Art quilters often compare their fabrics to an artist’s palette of paints. The same can be said for those who have discovered thread painting, although
in this case, the threads are like crayons or colored pencils, and the fabric is the paper. Thread painting is a method of densely covering fabric with machine
stitches—either on a home sewing machine or a longarm machine. It is similar to free-motion quilting, in that you drop the feed dogs and move the fabric around freely as you work.
An alternative is thread sketching, which simply highlights certain areas of a design with free-motion
stitches, a less time-consuming prospect as the stitching is not so dense. Both are thoroughly enjoyable and mesmerizing, justifiably making a

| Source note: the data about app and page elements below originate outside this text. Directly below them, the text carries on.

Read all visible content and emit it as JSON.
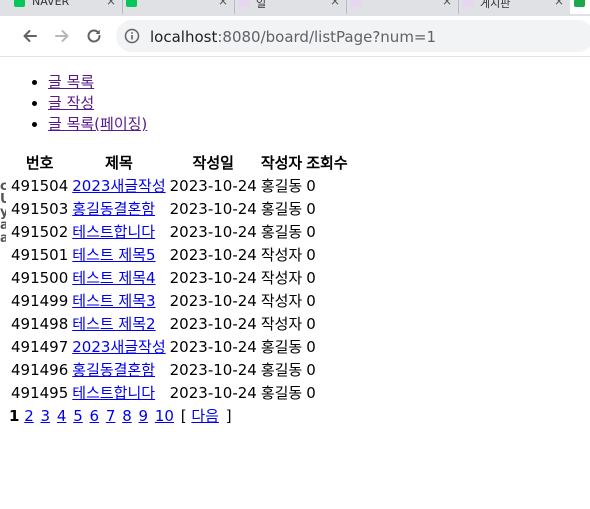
{
  "browser": {
    "tabs": [
      {
        "title": "NAVER",
        "favicon_color": "#03c75a",
        "active": false
      },
      {
        "title": "",
        "favicon_color": "#03c75a",
        "active": false
      },
      {
        "title": "일",
        "favicon_color": "#e8d5f0",
        "active": false
      },
      {
        "title": "",
        "favicon_color": "#e8d5f0",
        "active": false
      },
      {
        "title": "게시판",
        "favicon_color": "#e8d5f0",
        "active": false
      },
      {
        "title": "",
        "favicon_color": "#1ba94c",
        "active": true
      }
    ],
    "url_host": "localhost",
    "url_rest": ":8080/board/listPage?num=1"
  },
  "menu": {
    "items": [
      {
        "label": "글 목록",
        "visited": true
      },
      {
        "label": "글 작성",
        "visited": true
      },
      {
        "label": "글 목록(페이징)",
        "visited": true
      }
    ]
  },
  "table": {
    "headers": [
      "번호",
      "제목",
      "작성일",
      "작성자",
      "조회수"
    ],
    "rows": [
      {
        "no": "491504",
        "title": "2023새글작성",
        "date": "2023-10-24",
        "writer": "홍길동",
        "views": "0"
      },
      {
        "no": "491503",
        "title": "홍길동결혼함",
        "date": "2023-10-24",
        "writer": "홍길동",
        "views": "0"
      },
      {
        "no": "491502",
        "title": "테스트합니다",
        "date": "2023-10-24",
        "writer": "홍길동",
        "views": "0"
      },
      {
        "no": "491501",
        "title": "테스트 제목5",
        "date": "2023-10-24",
        "writer": "작성자",
        "views": "0"
      },
      {
        "no": "491500",
        "title": "테스트 제목4",
        "date": "2023-10-24",
        "writer": "작성자",
        "views": "0"
      },
      {
        "no": "491499",
        "title": "테스트 제목3",
        "date": "2023-10-24",
        "writer": "작성자",
        "views": "0"
      },
      {
        "no": "491498",
        "title": "테스트 제목2",
        "date": "2023-10-24",
        "writer": "작성자",
        "views": "0"
      },
      {
        "no": "491497",
        "title": "2023새글작성",
        "date": "2023-10-24",
        "writer": "홍길동",
        "views": "0"
      },
      {
        "no": "491496",
        "title": "홍길동결혼함",
        "date": "2023-10-24",
        "writer": "홍길동",
        "views": "0"
      },
      {
        "no": "491495",
        "title": "테스트합니다",
        "date": "2023-10-24",
        "writer": "홍길동",
        "views": "0"
      }
    ]
  },
  "pager": {
    "current": "1",
    "pages": [
      "2",
      "3",
      "4",
      "5",
      "6",
      "7",
      "8",
      "9",
      "10"
    ],
    "open_bracket": "[",
    "next_label": "다음",
    "close_bracket": "]"
  },
  "left_clipped_text": [
    "ci",
    "U",
    "y",
    "a",
    "a"
  ]
}
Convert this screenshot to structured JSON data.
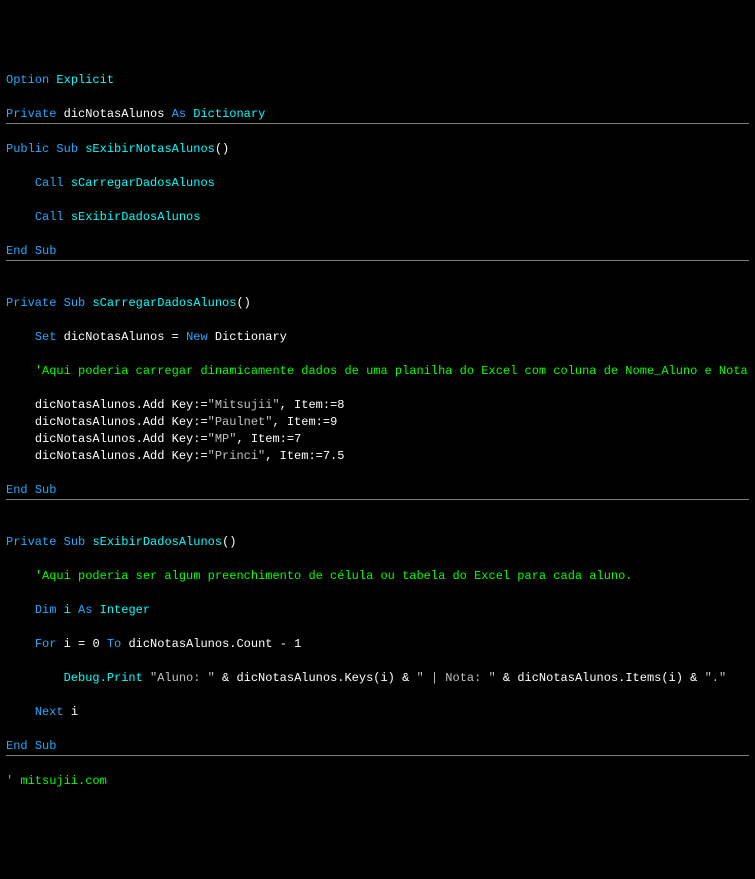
{
  "l1": {
    "a": "Option",
    "b": "Explicit"
  },
  "l3": {
    "a": "Private",
    "b": "dicNotasAlunos",
    "c": "As",
    "d": "Dictionary"
  },
  "l5": {
    "a": "Public",
    "b": "Sub",
    "c": "sExibirNotasAlunos",
    "d": "()"
  },
  "l7": {
    "a": "Call",
    "b": "sCarregarDadosAlunos"
  },
  "l9": {
    "a": "Call",
    "b": "sExibirDadosAlunos"
  },
  "l11": {
    "a": "End",
    "b": "Sub"
  },
  "l14": {
    "a": "Private",
    "b": "Sub",
    "c": "sCarregarDadosAlunos",
    "d": "()"
  },
  "l16": {
    "a": "Set",
    "b": "dicNotasAlunos",
    "c": "=",
    "d": "New",
    "e": "Dictionary"
  },
  "l18": {
    "a": "'Aqui poderia carregar dinamicamente dados de uma planilha do Excel com coluna de Nome_Aluno e Nota"
  },
  "l20": {
    "a": "dicNotasAlunos.Add Key:=",
    "b": "\"Mitsujii\"",
    "c": ", Item:=",
    "d": "8"
  },
  "l21": {
    "a": "dicNotasAlunos.Add Key:=",
    "b": "\"Paulnet\"",
    "c": ", Item:=",
    "d": "9"
  },
  "l22": {
    "a": "dicNotasAlunos.Add Key:=",
    "b": "\"MP\"",
    "c": ", Item:=",
    "d": "7"
  },
  "l23": {
    "a": "dicNotasAlunos.Add Key:=",
    "b": "\"Princi\"",
    "c": ", Item:=",
    "d": "7.5"
  },
  "l25": {
    "a": "End",
    "b": "Sub"
  },
  "l28": {
    "a": "Private",
    "b": "Sub",
    "c": "sExibirDadosAlunos",
    "d": "()"
  },
  "l30": {
    "a": "'Aqui poderia ser algum preenchimento de célula ou tabela do Excel para cada aluno."
  },
  "l32": {
    "a": "Dim",
    "b": "i",
    "c": "As",
    "d": "Integer"
  },
  "l34": {
    "a": "For",
    "b": "i",
    "c": "=",
    "d": "0",
    "e": "To",
    "f": "dicNotasAlunos.Count",
    "g": "-",
    "h": "1"
  },
  "l36": {
    "a": "Debug.Print",
    "b": "\"Aluno: \"",
    "c": "&",
    "d": "dicNotasAlunos.Keys(i)",
    "e": "&",
    "f": "\" | Nota: \"",
    "g": "&",
    "h": "dicNotasAlunos.Items(i)",
    "i": "&",
    "j": "\".\""
  },
  "l38": {
    "a": "Next",
    "b": "i"
  },
  "l40": {
    "a": "End",
    "b": "Sub"
  },
  "l42": {
    "a": "' mitsujii.com"
  }
}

quilter feel like an artist.
I started out by tracing my design onto cotton fabric, then stabilized the fabric with two layers of iron-on interfacing.
I inserted the first area I wanted to stitch into a clip frame. I dropped the feed dogs on my sewing machine, threaded the machine with black thread, and drew up the bobbin thread before beginning, as shown here. I made a couple of stitches, then trimmed off the threads so they wouldn't be in the way.
I set the stitch length to zero and the stitch to zigzag. First, I outlined the bird with zigzag stitch, working slowly, with the stitching line of the design always in a horizontal position. (I usually have two hands on the hoop, but my right hand was holding the camera and taking the photo!) I moved the work from side to side as I stitched, turning the work continually in the curved areas. It helps if you can program the needle to stop in the down position so that the work doesn't shift out of place when you stop stitching to take a break.
Once the whole bird was outlined in black, I threaded the machine with a variegated blue/green, and changed to straight stitch. I made a series of stitches across the design, to imprecisely cover the area to be filled in - making a padded background of straight lines. These stitches do not have to be perfect as they form a base that will be hidden by the later stitches.
I changed back to zigzag stitch to fill in the design, following the natural direction and curves of the design. It's important to stitch carefully, thoroughly filling in any gaps that form. The needle may begin to make a knocking sound as it stitches through thick threads; this is normal.
The previous image shows some of the straight "padding" stitches, as well as the zigzag filler stitches on top. You can add highlights with different color threads if you wish. Try to vary the length and position of all the stitches to create a natural, random appearance. If your design is larger than the hoop, re-hoop as required.
I haven't finished thread painting the bird yet, but will post an image of it when I'm done.